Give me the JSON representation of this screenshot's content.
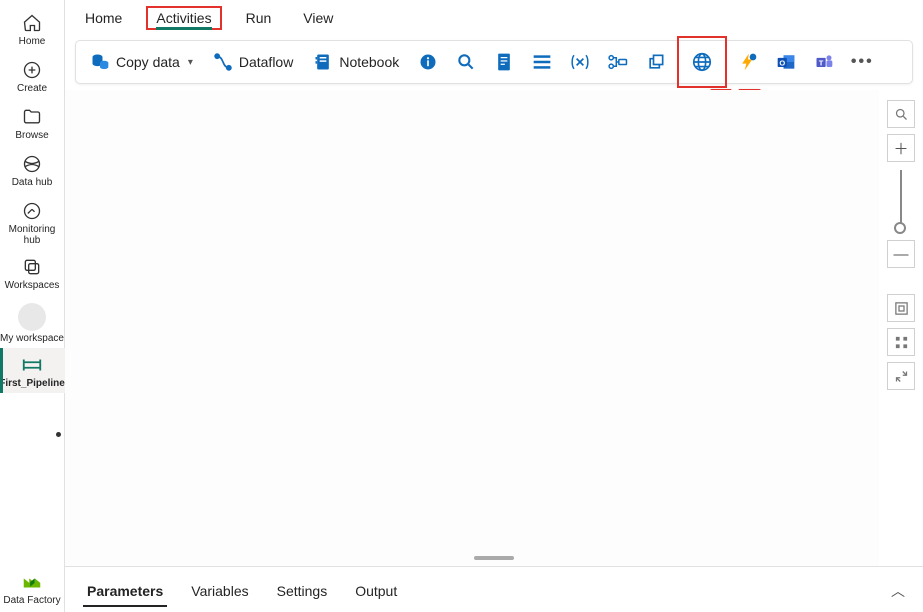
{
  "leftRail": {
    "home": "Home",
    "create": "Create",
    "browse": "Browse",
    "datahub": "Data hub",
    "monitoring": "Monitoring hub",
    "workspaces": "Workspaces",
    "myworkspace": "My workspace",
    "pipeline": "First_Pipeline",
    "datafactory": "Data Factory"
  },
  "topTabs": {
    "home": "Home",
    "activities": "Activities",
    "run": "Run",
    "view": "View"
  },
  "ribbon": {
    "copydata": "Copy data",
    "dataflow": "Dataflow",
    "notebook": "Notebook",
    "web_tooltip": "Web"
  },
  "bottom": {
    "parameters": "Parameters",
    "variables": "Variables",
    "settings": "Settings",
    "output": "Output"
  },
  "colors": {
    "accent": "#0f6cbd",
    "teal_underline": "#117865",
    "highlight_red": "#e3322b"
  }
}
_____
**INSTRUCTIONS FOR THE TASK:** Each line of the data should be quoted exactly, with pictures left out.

**REPLY:**
Give me the JSON representation of this screenshot's content.
{
  "leftRail": {
    "home": "Home",
    "create": "Create",
    "browse": "Browse",
    "datahub": "Data hub",
    "monitoring": "Monitoring hub",
    "workspaces": "Workspaces",
    "myworkspace": "My workspace",
    "pipeline": "First_Pipeline",
    "datafactory": "Data Factory"
  },
  "topTabs": {
    "home": "Home",
    "activities": "Activities",
    "run": "Run",
    "view": "View"
  },
  "ribbon": {
    "copydata": "Copy data",
    "dataflow": "Dataflow",
    "notebook": "Notebook",
    "web_tooltip": "Web"
  },
  "bottom": {
    "parameters": "Parameters",
    "variables": "Variables",
    "settings": "Settings",
    "output": "Output"
  },
  "colors": {
    "accent": "#0f6cbd",
    "teal_underline": "#117865",
    "highlight_red": "#e3322b"
  }
}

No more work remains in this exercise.